_Listed entries_

□ □ □ □

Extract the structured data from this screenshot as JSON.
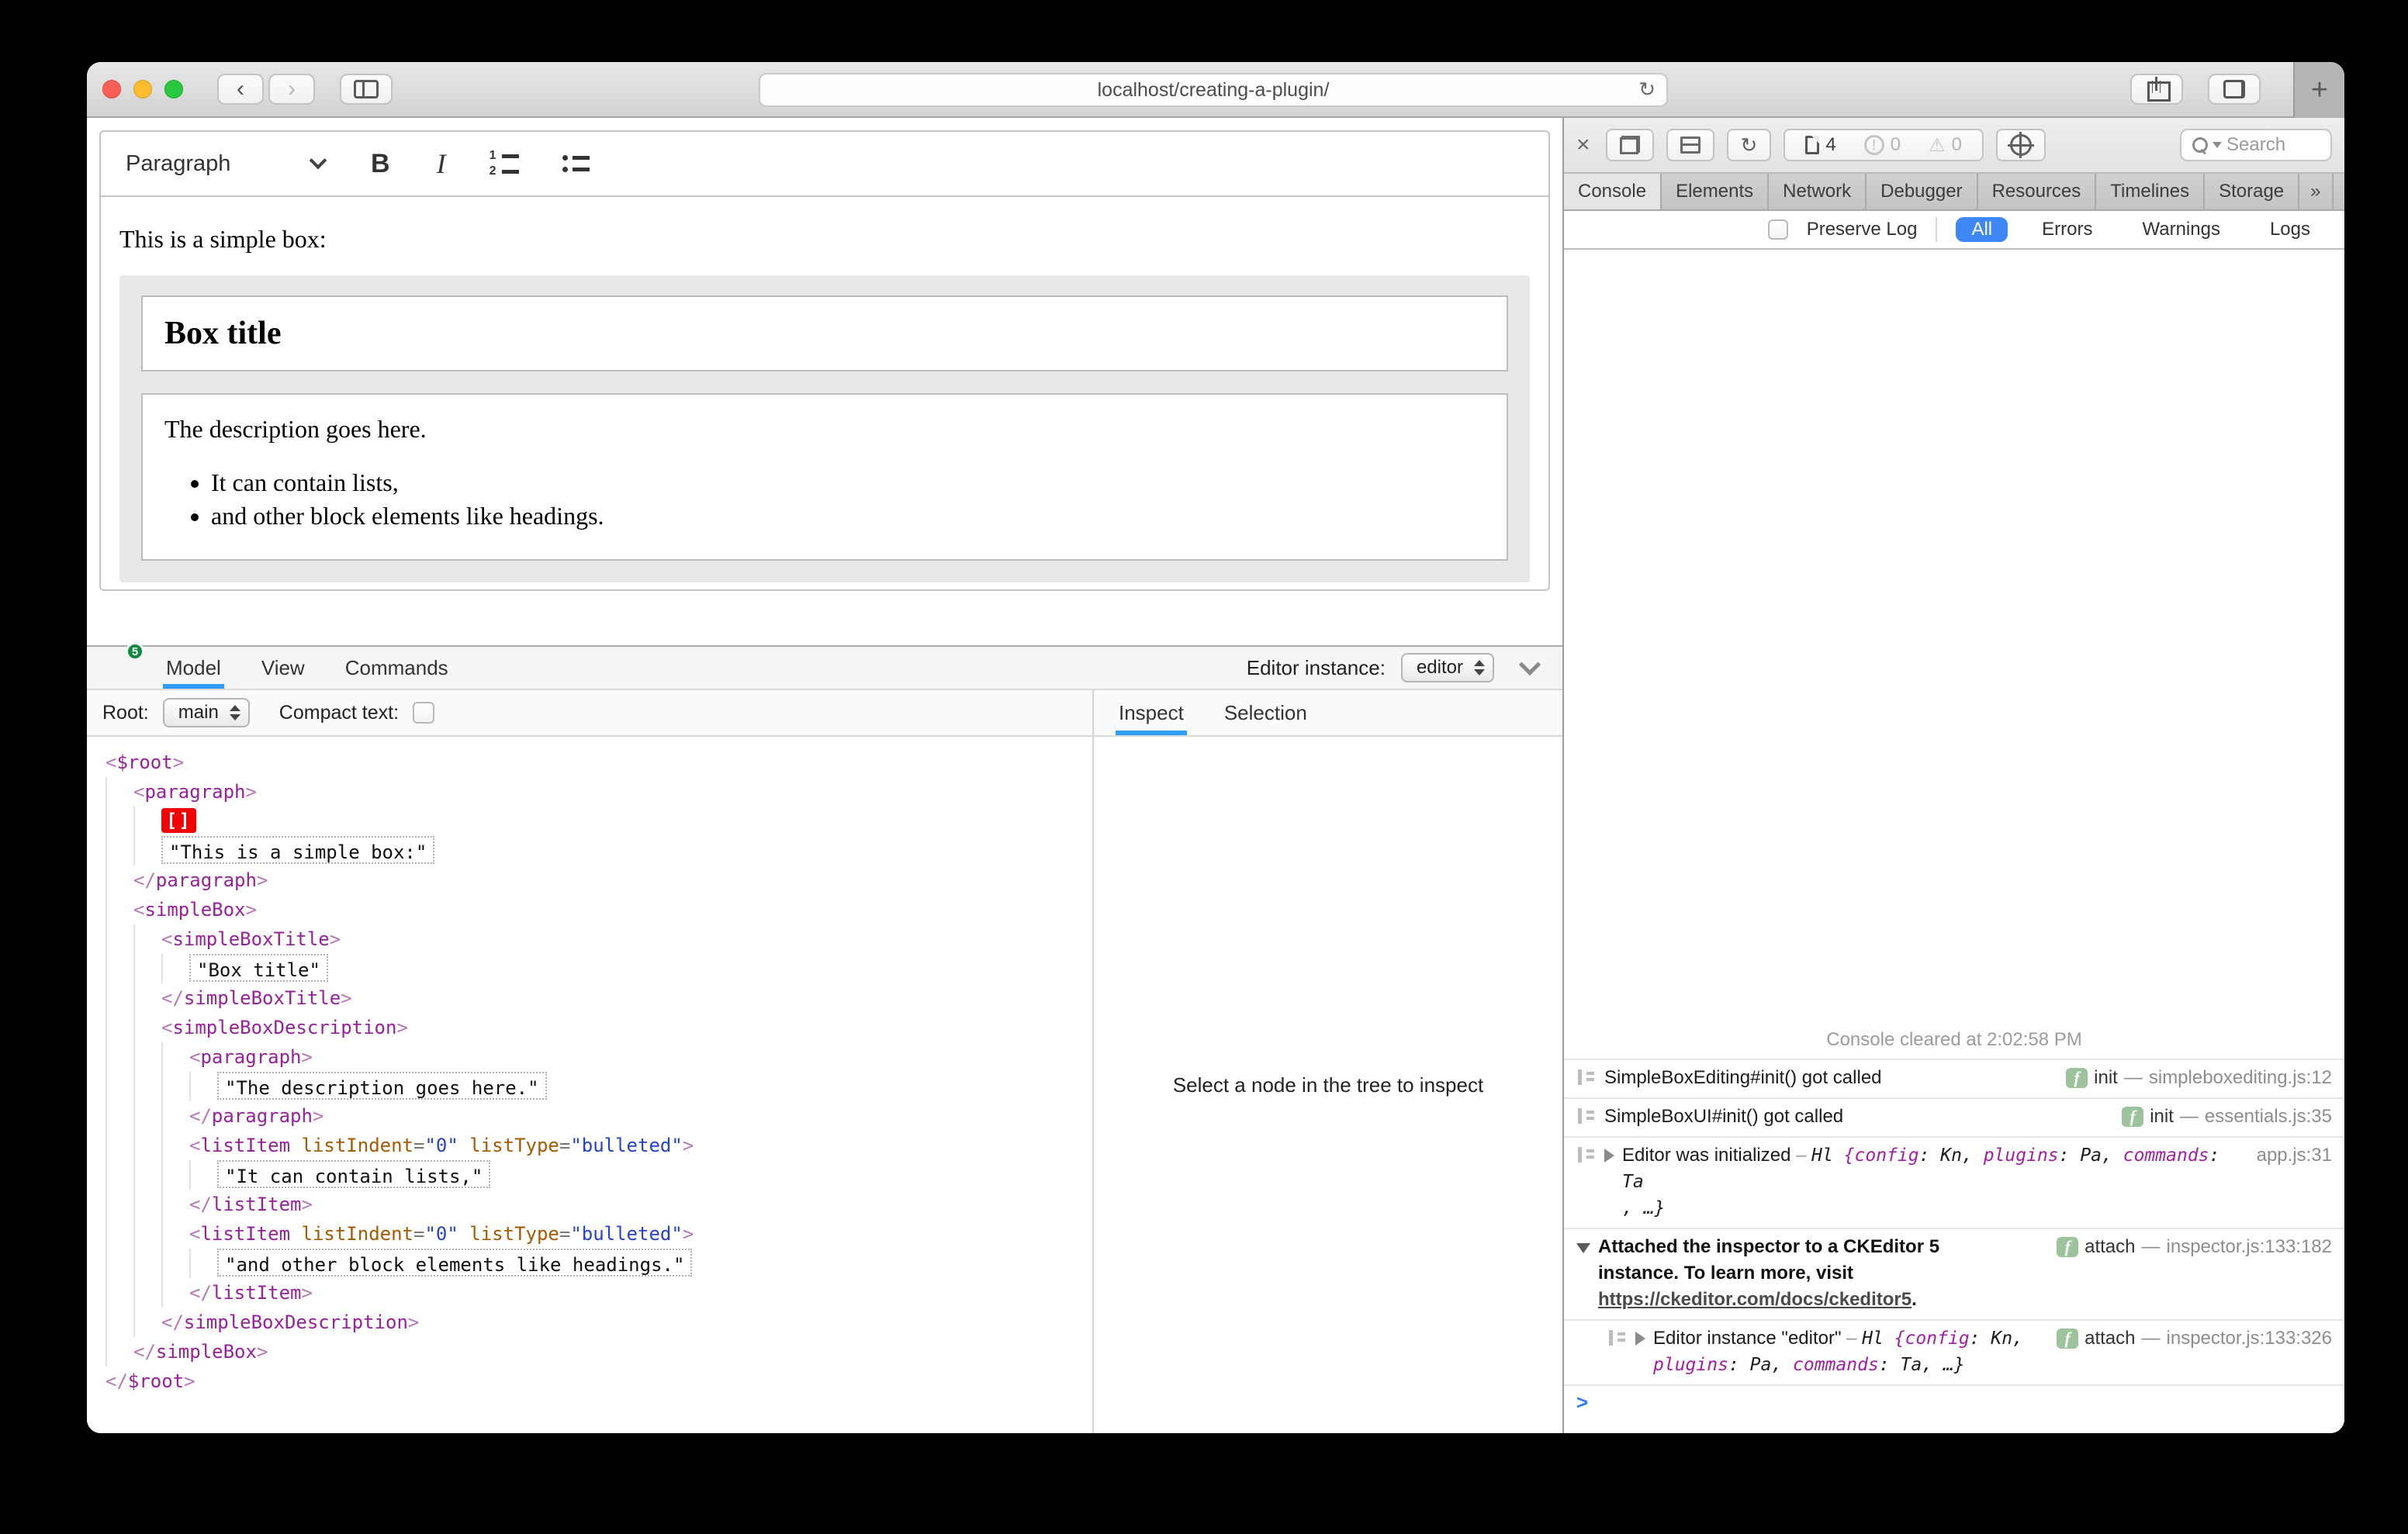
{
  "browser": {
    "url": "localhost/creating-a-plugin/",
    "reload_glyph": "↻",
    "back_glyph": "‹",
    "forward_glyph": "›",
    "new_tab_glyph": "+"
  },
  "editor": {
    "toolbar": {
      "paragraph": "Paragraph",
      "bold": "B",
      "italic": "I"
    },
    "content": {
      "paragraph": "This is a simple box:",
      "box_title": "Box title",
      "box_description": "The description goes here.",
      "list": [
        "It can contain lists,",
        "and other block elements like headings."
      ]
    }
  },
  "inspector": {
    "logo_badge": "5",
    "tabs": [
      "Model",
      "View",
      "Commands"
    ],
    "editor_instance_label": "Editor instance:",
    "editor_instance_value": "editor",
    "root_label": "Root:",
    "root_value": "main",
    "compact_label": "Compact text:",
    "side_tabs": [
      "Inspect",
      "Selection"
    ],
    "empty_message": "Select a node in the tree to inspect",
    "tree": [
      {
        "indent": 0,
        "parts": [
          {
            "s": "br",
            "t": "<"
          },
          {
            "s": "tg",
            "t": "$root"
          },
          {
            "s": "br",
            "t": ">"
          }
        ]
      },
      {
        "indent": 1,
        "parts": [
          {
            "s": "br",
            "t": "<"
          },
          {
            "s": "tg",
            "t": "paragraph"
          },
          {
            "s": "br",
            "t": ">"
          }
        ]
      },
      {
        "indent": 2,
        "parts": [
          {
            "s": "mk",
            "t": "[]"
          }
        ]
      },
      {
        "indent": 2,
        "parts": [
          {
            "s": "str",
            "t": "\"This is a simple box:\""
          }
        ]
      },
      {
        "indent": 1,
        "parts": [
          {
            "s": "br",
            "t": "</"
          },
          {
            "s": "tg",
            "t": "paragraph"
          },
          {
            "s": "br",
            "t": ">"
          }
        ]
      },
      {
        "indent": 1,
        "parts": [
          {
            "s": "br",
            "t": "<"
          },
          {
            "s": "tg",
            "t": "simpleBox"
          },
          {
            "s": "br",
            "t": ">"
          }
        ]
      },
      {
        "indent": 2,
        "parts": [
          {
            "s": "br",
            "t": "<"
          },
          {
            "s": "tg",
            "t": "simpleBoxTitle"
          },
          {
            "s": "br",
            "t": ">"
          }
        ]
      },
      {
        "indent": 3,
        "parts": [
          {
            "s": "str",
            "t": "\"Box title\""
          }
        ]
      },
      {
        "indent": 2,
        "parts": [
          {
            "s": "br",
            "t": "</"
          },
          {
            "s": "tg",
            "t": "simpleBoxTitle"
          },
          {
            "s": "br",
            "t": ">"
          }
        ]
      },
      {
        "indent": 2,
        "parts": [
          {
            "s": "br",
            "t": "<"
          },
          {
            "s": "tg",
            "t": "simpleBoxDescription"
          },
          {
            "s": "br",
            "t": ">"
          }
        ]
      },
      {
        "indent": 3,
        "parts": [
          {
            "s": "br",
            "t": "<"
          },
          {
            "s": "tg",
            "t": "paragraph"
          },
          {
            "s": "br",
            "t": ">"
          }
        ]
      },
      {
        "indent": 4,
        "parts": [
          {
            "s": "str",
            "t": "\"The description goes here.\""
          }
        ]
      },
      {
        "indent": 3,
        "parts": [
          {
            "s": "br",
            "t": "</"
          },
          {
            "s": "tg",
            "t": "paragraph"
          },
          {
            "s": "br",
            "t": ">"
          }
        ]
      },
      {
        "indent": 3,
        "parts": [
          {
            "s": "br",
            "t": "<"
          },
          {
            "s": "tg",
            "t": "listItem"
          },
          {
            "s": "pl",
            "t": " "
          },
          {
            "s": "at",
            "t": "listIndent"
          },
          {
            "s": "eq",
            "t": "="
          },
          {
            "s": "vl",
            "t": "\"0\""
          },
          {
            "s": "pl",
            "t": " "
          },
          {
            "s": "at",
            "t": "listType"
          },
          {
            "s": "eq",
            "t": "="
          },
          {
            "s": "vl",
            "t": "\"bulleted\""
          },
          {
            "s": "br",
            "t": ">"
          }
        ]
      },
      {
        "indent": 4,
        "parts": [
          {
            "s": "str",
            "t": "\"It can contain lists,\""
          }
        ]
      },
      {
        "indent": 3,
        "parts": [
          {
            "s": "br",
            "t": "</"
          },
          {
            "s": "tg",
            "t": "listItem"
          },
          {
            "s": "br",
            "t": ">"
          }
        ]
      },
      {
        "indent": 3,
        "parts": [
          {
            "s": "br",
            "t": "<"
          },
          {
            "s": "tg",
            "t": "listItem"
          },
          {
            "s": "pl",
            "t": " "
          },
          {
            "s": "at",
            "t": "listIndent"
          },
          {
            "s": "eq",
            "t": "="
          },
          {
            "s": "vl",
            "t": "\"0\""
          },
          {
            "s": "pl",
            "t": " "
          },
          {
            "s": "at",
            "t": "listType"
          },
          {
            "s": "eq",
            "t": "="
          },
          {
            "s": "vl",
            "t": "\"bulleted\""
          },
          {
            "s": "br",
            "t": ">"
          }
        ]
      },
      {
        "indent": 4,
        "parts": [
          {
            "s": "str",
            "t": "\"and other block elements like headings.\""
          }
        ]
      },
      {
        "indent": 3,
        "parts": [
          {
            "s": "br",
            "t": "</"
          },
          {
            "s": "tg",
            "t": "listItem"
          },
          {
            "s": "br",
            "t": ">"
          }
        ]
      },
      {
        "indent": 2,
        "parts": [
          {
            "s": "br",
            "t": "</"
          },
          {
            "s": "tg",
            "t": "simpleBoxDescription"
          },
          {
            "s": "br",
            "t": ">"
          }
        ]
      },
      {
        "indent": 1,
        "parts": [
          {
            "s": "br",
            "t": "</"
          },
          {
            "s": "tg",
            "t": "simpleBox"
          },
          {
            "s": "br",
            "t": ">"
          }
        ]
      },
      {
        "indent": 0,
        "parts": [
          {
            "s": "br",
            "t": "</"
          },
          {
            "s": "tg",
            "t": "$root"
          },
          {
            "s": "br",
            "t": ">"
          }
        ]
      }
    ]
  },
  "devtools": {
    "toolbar": {
      "resource_count": "4",
      "error_count": "0",
      "warning_count": "0",
      "search_placeholder": "Search",
      "close_glyph": "×",
      "reload_glyph": "↻",
      "bang_glyph": "!",
      "warn_glyph": "⚠"
    },
    "tabs": [
      "Console",
      "Elements",
      "Network",
      "Debugger",
      "Resources",
      "Timelines",
      "Storage"
    ],
    "active_tab": "Console",
    "more_glyph": "»",
    "add_glyph": "+",
    "gear_glyph": "⚙",
    "filter": {
      "preserve_label": "Preserve Log",
      "options": [
        "All",
        "Errors",
        "Warnings",
        "Logs"
      ],
      "active": "All"
    },
    "cleared_message": "Console cleared at 2:02:58 PM",
    "prompt_glyph": ">",
    "messages": [
      {
        "icon": true,
        "disclosure": null,
        "indent": false,
        "lines": [
          [
            {
              "s": "p",
              "t": "SimpleBoxEditing#init() got called"
            }
          ]
        ],
        "right": {
          "fn": "init",
          "dash": "—",
          "loc": "simpleboxediting.js:12"
        }
      },
      {
        "icon": true,
        "disclosure": null,
        "indent": false,
        "lines": [
          [
            {
              "s": "p",
              "t": "SimpleBoxUI#init() got called"
            }
          ]
        ],
        "right": {
          "fn": "init",
          "dash": "—",
          "loc": "essentials.js:35"
        }
      },
      {
        "icon": true,
        "disclosure": "right",
        "indent": false,
        "lines": [
          [
            {
              "s": "p",
              "t": "Editor was initialized"
            },
            {
              "s": "dim",
              "t": " – "
            },
            {
              "s": "m",
              "t": "Hl "
            },
            {
              "s": "prop",
              "t": "{config"
            },
            {
              "s": "m",
              "t": ": Kn, "
            },
            {
              "s": "prop",
              "t": "plugins"
            },
            {
              "s": "m",
              "t": ": Pa, "
            },
            {
              "s": "prop",
              "t": "commands"
            },
            {
              "s": "m",
              "t": ": Ta"
            }
          ],
          [
            {
              "s": "m",
              "t": ", …}"
            }
          ]
        ],
        "right": {
          "fn": null,
          "dash": null,
          "loc": "app.js:31"
        }
      },
      {
        "icon": false,
        "disclosure": "down",
        "indent": false,
        "lines": [
          [
            {
              "s": "b",
              "t": "Attached the inspector to a CKEditor 5"
            }
          ],
          [
            {
              "s": "b",
              "t": "instance. To learn more, visit"
            }
          ],
          [
            {
              "s": "link",
              "t": "https://ckeditor.com/docs/ckeditor5"
            },
            {
              "s": "b",
              "t": "."
            }
          ]
        ],
        "right": {
          "fn": "attach",
          "dash": "—",
          "loc": "inspector.js:133:182"
        }
      },
      {
        "icon": true,
        "disclosure": "right",
        "indent": true,
        "lines": [
          [
            {
              "s": "p",
              "t": "Editor instance \"editor\""
            },
            {
              "s": "dim",
              "t": " – "
            },
            {
              "s": "m",
              "t": "Hl "
            },
            {
              "s": "prop",
              "t": "{config"
            },
            {
              "s": "m",
              "t": ": Kn,"
            }
          ],
          [
            {
              "s": "prop",
              "t": "plugins"
            },
            {
              "s": "m",
              "t": ": Pa, "
            },
            {
              "s": "prop",
              "t": "commands"
            },
            {
              "s": "m",
              "t": ": Ta, …}"
            }
          ]
        ],
        "right": {
          "fn": "attach",
          "dash": "—",
          "loc": "inspector.js:133:326"
        }
      }
    ]
  },
  "colors": {
    "accent_blue": "#2f9df4",
    "filter_pill_blue": "#3f87f5",
    "tree_tag": "#98219b",
    "tree_attr": "#a35a00",
    "tree_value": "#2742c9",
    "marker_red": "#f50000",
    "logo_green": "#2bb14c",
    "badge_green": "#9cc39c"
  }
}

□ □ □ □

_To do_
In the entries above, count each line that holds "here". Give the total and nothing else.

_Solved exercise_
2